Dr. Donna M. Mendes recalls her health outreach work with Maya Angelou
Transcript
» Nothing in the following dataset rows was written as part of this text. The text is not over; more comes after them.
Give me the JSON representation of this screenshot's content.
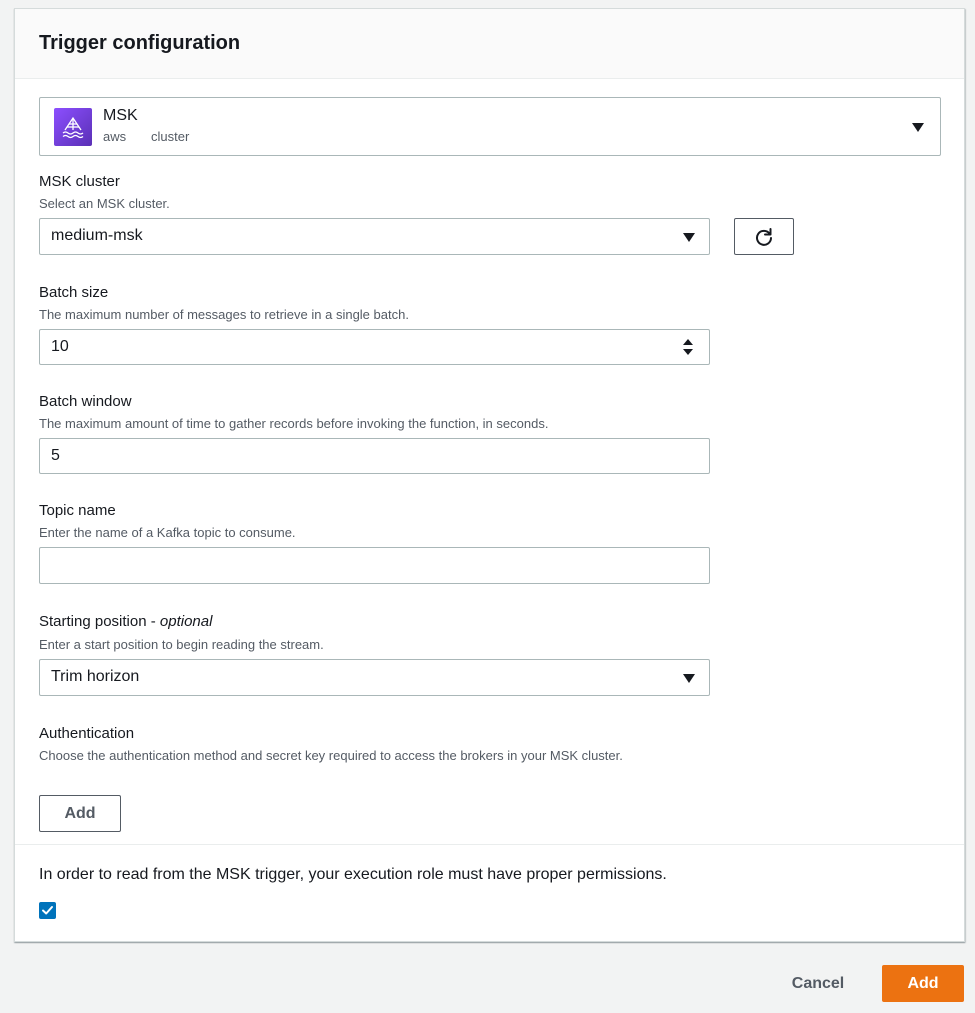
{
  "panel": {
    "title": "Trigger configuration"
  },
  "service": {
    "name": "MSK",
    "tags": [
      "aws",
      "cluster"
    ],
    "icon": "msk-service-icon",
    "icon_color": "#7b42e0"
  },
  "msk_cluster": {
    "label": "MSK cluster",
    "description": "Select an MSK cluster.",
    "value": "medium-msk"
  },
  "batch_size": {
    "label": "Batch size",
    "description": "The maximum number of messages to retrieve in a single batch.",
    "value": "10"
  },
  "batch_window": {
    "label": "Batch window",
    "description": "The maximum amount of time to gather records before invoking the function, in seconds.",
    "value": "5"
  },
  "topic_name": {
    "label": "Topic name",
    "description": "Enter the name of a Kafka topic to consume.",
    "value": ""
  },
  "starting_position": {
    "label": "Starting position - ",
    "label_optional": "optional",
    "description": "Enter a start position to begin reading the stream.",
    "value": "Trim horizon"
  },
  "authentication": {
    "label": "Authentication",
    "description": "Choose the authentication method and secret key required to access the brokers in your MSK cluster.",
    "add_label": "Add"
  },
  "permissions": {
    "text": "In order to read from the MSK trigger, your execution role must have proper permissions.",
    "checked": true
  },
  "footer": {
    "cancel_label": "Cancel",
    "add_label": "Add"
  },
  "colors": {
    "primary": "#ec7211",
    "checkbox": "#0073bb",
    "border": "#aab7b8"
  }
}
Why do you think minority women are suffering at higher rates than the general population for heart disease?$$Because risk factors are not controlled as much, because the younger black woman is exercising a lot more. Just, for instance, what I used to say is when I'm in my car, and I'm driving along say Park Avenue [New York, New York]. And I used to be at Lenox Hill Hospital [New York, New York], which is on 74th Street [sic. 77th Street]. So you're, you're passing Lenox, so you see all the women that were about this big. Then you get to 96th Street, and all of a sudden the body habit just changes. Now that's genes, but a lot of it changes also because--and I don't mean jeans with they put on.$$Yeah, yeah (simultaneous)--$$(Simultaneous) That's genes, but it's also--$$--the DNA, yeah.$$Yeah (laughter). But it's also what is, what is eaten. And so we have got to just be a little bit better about that too. So why does it affect black women more? Well, we're, we're not real complainers. So therefore, you might have a heart attack you think something else is going on as, as opposed to it really being an MI [myocardial infarction] and, and, and stress. Those are the reasons.$$And stress plays a much greater role than people have believed in the past?$$Absolutely, absolutely. And I, I don't know the pathophysiolog- physiological answer, but it does, it does play a role. The other reason why black women or African Americans period are affected more is that if, indeed, there is less blood flow to the heart muscle, the heart muscle will no longer pump effectively. It'll develop a, it will, it will develop a cardiomyopathy. So the muscle doesn't--when your, when, when your heart pumps, it's supposed--vigorously pump and get the blood out. But if you have heart disease or you've had some evidence of muscle damage, the heart doesn't, doesn't pump vigorously, so there's a lot of heart failure because of that. So it's--hopefully, hopefully, the message will get out.$My outreach with [HistoryMaker] Maya Angelou is not really my outreach. It was more the Association of Black Cardiologists [Association of Black Cardiologists, Inc.]. And they did a tape on emphasizing the risk factors for heart disease, and they had Maya Angelou speak. It was, it was a cut and paste. They had, they did an interview with, and Sylvia [Sylvia Woods] was a patient of mine, Sylvia of the renowned restaurant [Sylvia's Restaurant, New York, New York]. And she was such a great patient that as soon as we were able to do the angioplasty, she was able to, 'cause it was affecting her leg, she was able to walk really well. And so they, they interviewed me with, with Sylvia. They interviewed Maya. They interviewed Dr. Ann Brown [ph.], who's a professor of medicine at, up in Washington [D.C.] I believe. I could be wrong about where exactly she is. But she helped prove that not--that women who have heart attacks, black women who have heart attacks, have an increased risk of heart failure from this cardiomyopathy that I was discussing before. So that's certainly somebody that you should, that you should try to interview. But Maya spoke about what the risk factors were. And in the tape we have five generations of women who get together for this one Thanksgiving Day, and, and what we, what we strongly push in it is that rather than having Thanksgiving Day and eating the entire day and not getting up and walking around doing some exercise too, during the tape, they had their dinner, and then they went out. And this, and the older woman was with the young--with her god--with her grandchild, great-grandchildren. It was just wonderful. It was just that we--the, the emphasis again is on living and not just sitting. You know, it's like being participatory.